Andrew McClary told us about his experiences in the world of television and how it led to his new startup of a consumer-oriented hot rod electric conversion shop which will be supported by his video skills.
George said if you fail one time and quit, that's sad. Jack believes he can objectively analyze his failures and use that information for the next thing.
A question came up about product liability and George says he has Product Liability Insurance. Jack says he had to have insurance in certain circumstances, but avoids it when possible as it attracts lawsuits and lawwers.
We then headed down to the park for the public car show. Just a few pictures as I took a bunch of most of the same cars last year. A lot of interested people showed up to check out the cars and ask questions. Dave Hrivnak, with the blue Tesla Roadster, gave an interview to a young woman from college radio station, and then gave her a ride. She came back with the expected EV grin! I can't find a link to the interview, so if you find it, let me know.
We then drove in a police escorted parade through town back to the hotel, where we posed the cars and took some group pictures.
And a little video of the celebration!
After a short nap, we then headed back to the Show Me Center for the banquet and awards. I forgot to take pictures! At about midnight I stumbled back to the hotel to get some much needed sleep before leaving for the airport in the morning.

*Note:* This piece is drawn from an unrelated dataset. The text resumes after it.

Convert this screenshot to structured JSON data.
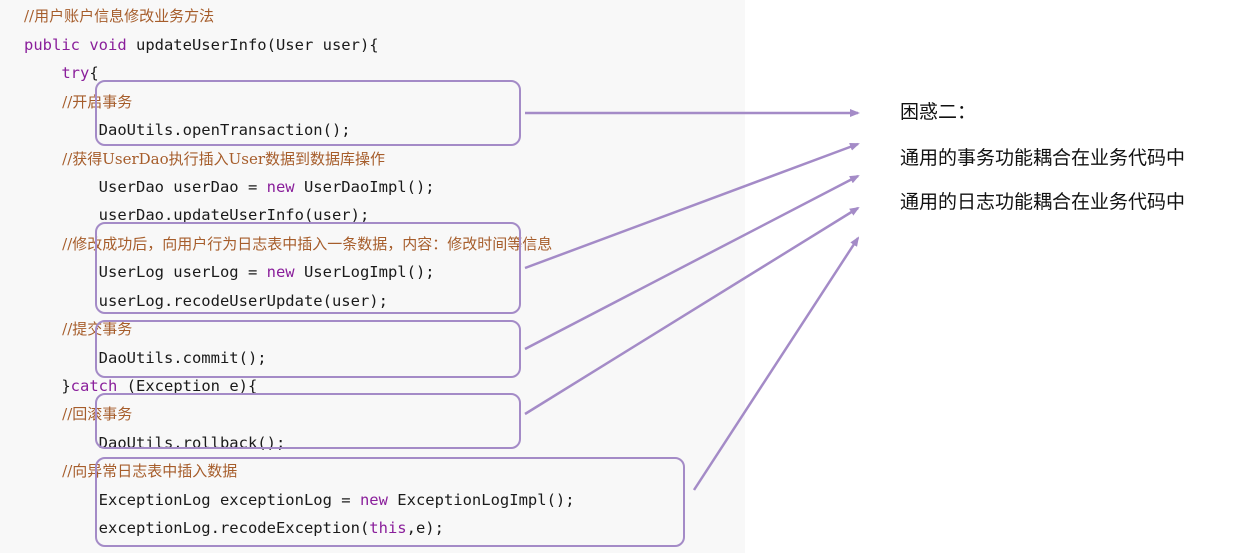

One thing to note is Jack did not announce EVCCON 2013! He discussed this in the video he released after the show, saying he took a loss on the show again and isn't sure if it's worth the time and effort, and if it should stay in the same format or change. Richard wants people to call him and give him support to run it again. Keep watching EVTV to see how things firm up.